In addition to the wealthy Reinharts and the committed Hahnlosers with the architect Robert Rittmeyer, the photographer Hermann Linck and the wealthy Richard Bühler, more and more cosmopolitan art lovers and collectors were to be found in the up-and-coming industrial city of Winterthur, who were looking beyond the limits of the meagre Swiss cultural landscape.

F17041_Roussel, Hedy H., Richard Bühler stehend, Manguin sitzend, Mme Manguin, Arthur H., ca. 1916 Floragarten (von Beat Loosli Solutions & Photos bearbeitet)

Ker-Xavier Roussel, Richard Bühler, Jeanne Manguin and Arthur Hahnloser (from left to right), Hedy Hahnloser and Henri Manguin (seated), 1916 in the Flora garden

When a group of these young and interested people, who met regularly at the Villa Flora for the so-called "Revolutionary Coffee", took over the board of the Kunstverein in 1907, a new era dawned in Winterthur's culture. It was the so-called "glorious decade", when Winterthur became the most progressive art city in the whole of Switzerland and in 1916, in the middle of the First World War, afforded itself a state-of-the-art museum – financed mainly by private individuals.

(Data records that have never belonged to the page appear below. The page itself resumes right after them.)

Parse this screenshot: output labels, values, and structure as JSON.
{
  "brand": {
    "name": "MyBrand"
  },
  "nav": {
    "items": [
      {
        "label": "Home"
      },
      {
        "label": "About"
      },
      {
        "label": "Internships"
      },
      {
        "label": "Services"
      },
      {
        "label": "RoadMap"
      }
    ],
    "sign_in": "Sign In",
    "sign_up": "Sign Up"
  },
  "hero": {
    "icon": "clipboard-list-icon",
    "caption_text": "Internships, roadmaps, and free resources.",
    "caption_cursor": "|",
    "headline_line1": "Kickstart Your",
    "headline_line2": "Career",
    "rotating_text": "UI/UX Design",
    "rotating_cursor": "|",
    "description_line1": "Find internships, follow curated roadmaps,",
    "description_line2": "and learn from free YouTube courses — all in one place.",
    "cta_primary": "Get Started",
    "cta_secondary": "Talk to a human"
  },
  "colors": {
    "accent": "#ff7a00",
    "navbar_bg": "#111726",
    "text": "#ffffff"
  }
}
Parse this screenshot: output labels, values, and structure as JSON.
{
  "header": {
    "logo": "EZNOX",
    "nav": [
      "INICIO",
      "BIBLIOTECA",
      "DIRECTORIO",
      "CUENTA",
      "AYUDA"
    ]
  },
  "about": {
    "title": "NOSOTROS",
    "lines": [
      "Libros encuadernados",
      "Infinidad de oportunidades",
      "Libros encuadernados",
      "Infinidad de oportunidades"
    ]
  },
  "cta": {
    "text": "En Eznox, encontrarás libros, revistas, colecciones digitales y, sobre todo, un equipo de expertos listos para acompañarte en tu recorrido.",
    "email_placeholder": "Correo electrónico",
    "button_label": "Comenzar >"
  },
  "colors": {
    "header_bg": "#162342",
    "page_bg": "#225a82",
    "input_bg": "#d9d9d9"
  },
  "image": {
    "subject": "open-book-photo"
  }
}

Arthur and Hedy Hahnloser played a major role in this development, as it was in their home, the Villa Flora, that these plans were hatched. And it was also their home where the latest art from Paris could be seen and with which they significantly shaped the taste of Winterthur's cultural scene and thus also the Kunstverein's acquisition policy.

Although only men were admitted to the Kunstverein and Arthur Hahnloser was on the board, it was clear to all insiders that Hedy was the gray eminence in the background. Richard Bühler, president of the association for many years, wrote in retrospect about Hedy that she "influenced the Kunstverein and its collection to a far greater extent than some would like to admit". There were also repeated nasal remarks that the Kunstverein was now simply adopting the tastes of the Hahnloser couple, but Richard Bühler remained cool: "I calmly accepted accusations of riding in the wake of Flora in the quiet conviction that vassalage of this kind was righteous service to a high cause."

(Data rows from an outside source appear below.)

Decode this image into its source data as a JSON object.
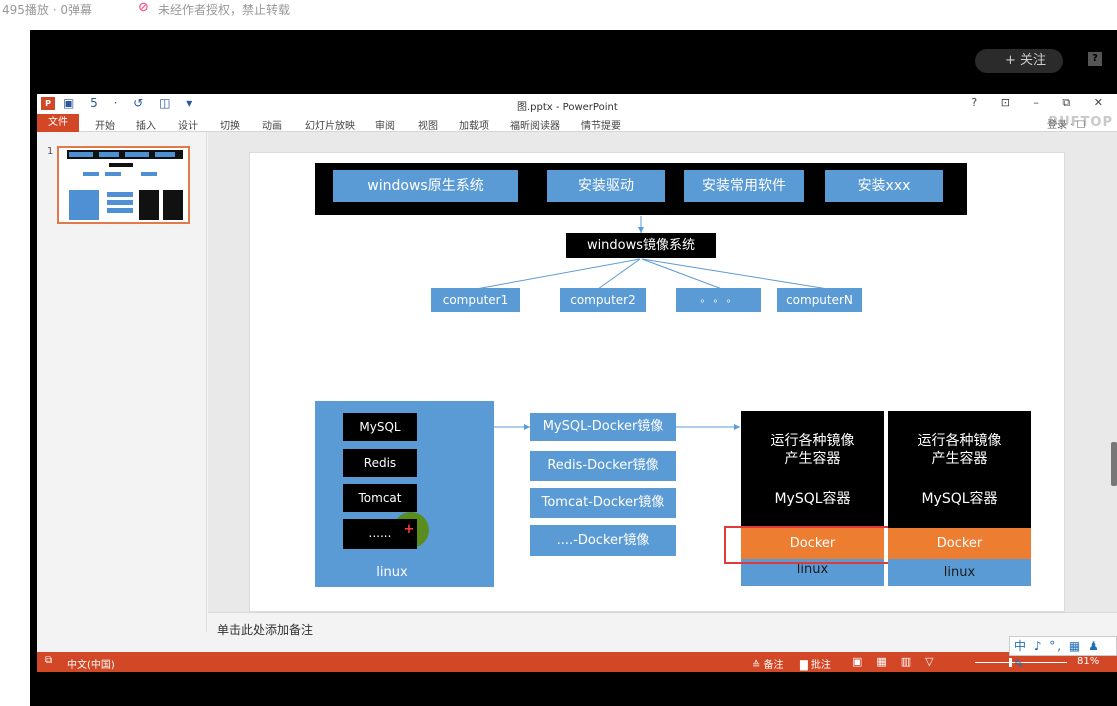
{
  "info": {
    "views": "495播放 · 0弹幕",
    "noauth": "未经作者授权，禁止转载"
  },
  "player": {
    "follow_label": "+ 关注",
    "report_label": "?"
  },
  "ppt": {
    "title": "图.pptx - PowerPoint",
    "logo": "P",
    "qat": "▣ 5 · ↺ ◫ ▾",
    "window_controls": "? ⊡ – ⧉ ✕",
    "brand": "BUFTOP",
    "tabs": [
      "文件",
      "开始",
      "插入",
      "设计",
      "切换",
      "动画",
      "幻灯片放映",
      "审阅",
      "视图",
      "加载项",
      "福昕阅读器",
      "情节提要"
    ],
    "user": "登录 · ☐",
    "thumb_number": "1",
    "notes_placeholder": "单击此处添加备注",
    "status": {
      "language": "中文(中国)",
      "notes": "≙ 备注",
      "comments": "▇ 批注",
      "zoom": "81%"
    },
    "ime": "中 ♪ °, ▦ ♟ ✎"
  },
  "slide": {
    "top_row": [
      "windows原生系统",
      "安装驱动",
      "安装常用软件",
      "安装xxx"
    ],
    "image_system": "windows镜像系统",
    "computers": [
      "computer1",
      "computer2",
      "。 。 。",
      "computerN"
    ],
    "linux_apps": [
      "MySQL",
      "Redis",
      "Tomcat",
      "......"
    ],
    "linux_label": "linux",
    "plus": "+",
    "docker_images": [
      "MySQL-Docker镜像",
      "Redis-Docker镜像",
      "Tomcat-Docker镜像",
      "....-Docker镜像"
    ],
    "containers": [
      {
        "title": "运行各种镜像\n产生容器",
        "sub": "MySQL容器",
        "docker": "Docker",
        "linux": "linux"
      },
      {
        "title": "运行各种镜像\n产生容器",
        "sub": "MySQL容器",
        "docker": "Docker",
        "linux": "linux"
      }
    ]
  },
  "colors": {
    "box_blue": "#5b9bd5",
    "docker_orange": "#ed7d31",
    "ppt_orange": "#d24726",
    "highlight_red": "#e03b3b"
  }
}
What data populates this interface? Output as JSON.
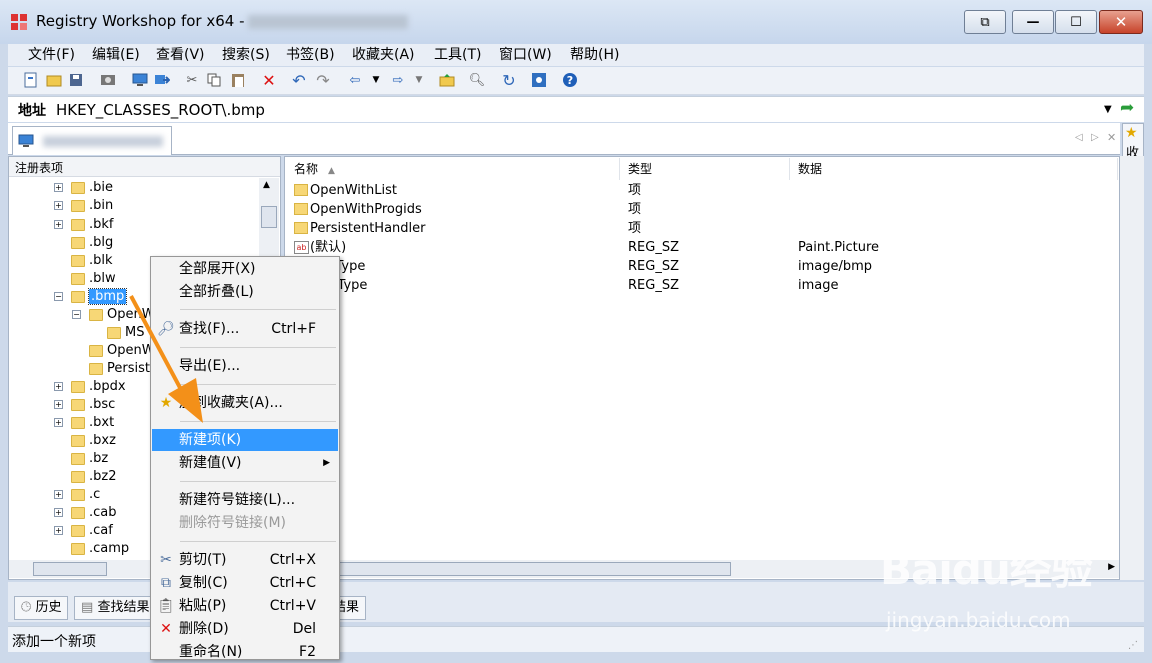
{
  "window": {
    "title": "Registry Workshop for x64 -",
    "controls": [
      "restore-down",
      "minimize",
      "maximize",
      "close"
    ]
  },
  "menu": [
    "文件(F)",
    "编辑(E)",
    "查看(V)",
    "搜索(S)",
    "书签(B)",
    "收藏夹(A)",
    "工具(T)",
    "窗口(W)",
    "帮助(H)"
  ],
  "address": {
    "label": "地址",
    "value": "HKEY_CLASSES_ROOT\\.bmp"
  },
  "favorites_label": "收藏夹",
  "tree": {
    "header": "注册表项",
    "items": [
      {
        "label": ".bie",
        "expander": "+"
      },
      {
        "label": ".bin",
        "expander": "+"
      },
      {
        "label": ".bkf",
        "expander": "+"
      },
      {
        "label": ".blg",
        "expander": ""
      },
      {
        "label": ".blk",
        "expander": ""
      },
      {
        "label": ".blw",
        "expander": ""
      },
      {
        "label": ".bmp",
        "expander": "−",
        "selected": true
      },
      {
        "label": "OpenW",
        "expander": "−",
        "level": 1
      },
      {
        "label": "MS",
        "expander": "",
        "level": 2
      },
      {
        "label": "OpenW",
        "expander": "",
        "level": 1
      },
      {
        "label": "Persiste",
        "expander": "",
        "level": 1
      },
      {
        "label": ".bpdx",
        "expander": "+"
      },
      {
        "label": ".bsc",
        "expander": "+"
      },
      {
        "label": ".bxt",
        "expander": "+"
      },
      {
        "label": ".bxz",
        "expander": ""
      },
      {
        "label": ".bz",
        "expander": ""
      },
      {
        "label": ".bz2",
        "expander": ""
      },
      {
        "label": ".c",
        "expander": "+"
      },
      {
        "label": ".cab",
        "expander": "+"
      },
      {
        "label": ".caf",
        "expander": "+"
      },
      {
        "label": ".camp",
        "expander": ""
      }
    ]
  },
  "list": {
    "columns": [
      "名称",
      "类型",
      "数据"
    ],
    "rows": [
      {
        "name": "OpenWithList",
        "type": "项",
        "data": "",
        "icon": "folder"
      },
      {
        "name": "OpenWithProgids",
        "type": "项",
        "data": "",
        "icon": "folder"
      },
      {
        "name": "PersistentHandler",
        "type": "项",
        "data": "",
        "icon": "folder"
      },
      {
        "name": "(默认)",
        "type": "REG_SZ",
        "data": "Paint.Picture",
        "icon": "string"
      },
      {
        "name": "ent Type",
        "type": "REG_SZ",
        "data": "image/bmp",
        "icon": "string"
      },
      {
        "name": "ivedType",
        "type": "REG_SZ",
        "data": "image",
        "icon": "string"
      }
    ]
  },
  "bottom_tabs": [
    "历史",
    "查找结果",
    "结果"
  ],
  "status": "添加一个新项",
  "context_menu": [
    {
      "label": "全部展开(X)",
      "shortcut": ""
    },
    {
      "label": "全部折叠(L)",
      "shortcut": ""
    },
    {
      "label": "查找(F)...",
      "shortcut": "Ctrl+F",
      "icon": "search-icon"
    },
    {
      "label": "导出(E)...",
      "shortcut": ""
    },
    {
      "label": "加到收藏夹(A)...",
      "shortcut": "",
      "icon": "star-icon"
    },
    {
      "label": "新建项(K)",
      "shortcut": "",
      "highlighted": true
    },
    {
      "label": "新建值(V)",
      "shortcut": "",
      "submenu": true
    },
    {
      "label": "新建符号链接(L)...",
      "shortcut": ""
    },
    {
      "label": "删除符号链接(M)",
      "shortcut": "",
      "disabled": true
    },
    {
      "label": "剪切(T)",
      "shortcut": "Ctrl+X",
      "icon": "cut-icon"
    },
    {
      "label": "复制(C)",
      "shortcut": "Ctrl+C",
      "icon": "copy-icon"
    },
    {
      "label": "粘贴(P)",
      "shortcut": "Ctrl+V",
      "icon": "paste-icon"
    },
    {
      "label": "删除(D)",
      "shortcut": "Del",
      "icon": "delete-icon"
    },
    {
      "label": "重命名(N)",
      "shortcut": "F2"
    }
  ],
  "watermark": {
    "logo": "Baidu经验",
    "url": "jingyan.baidu.com"
  },
  "colors": {
    "accent": "#3399ff",
    "arrow": "#f39019",
    "title_bg": "#cdd9ea"
  }
}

Ferdinand Hodler, Das Wetterhorn, around 1912

Joint gift from Arthur Hahnloser and Richard Bühler to the Kunstmuseum in 1913

Arthur and Hedy were committed to the Kunstverein throughout their lives. Not only with time, ideas and commitment, but also with pictures. Over the years, numerous paintings were donated to the museum. These included important paintings by Ferdinand Hodler, Pierre Bonnard, Félix Vallotton and van Gogh.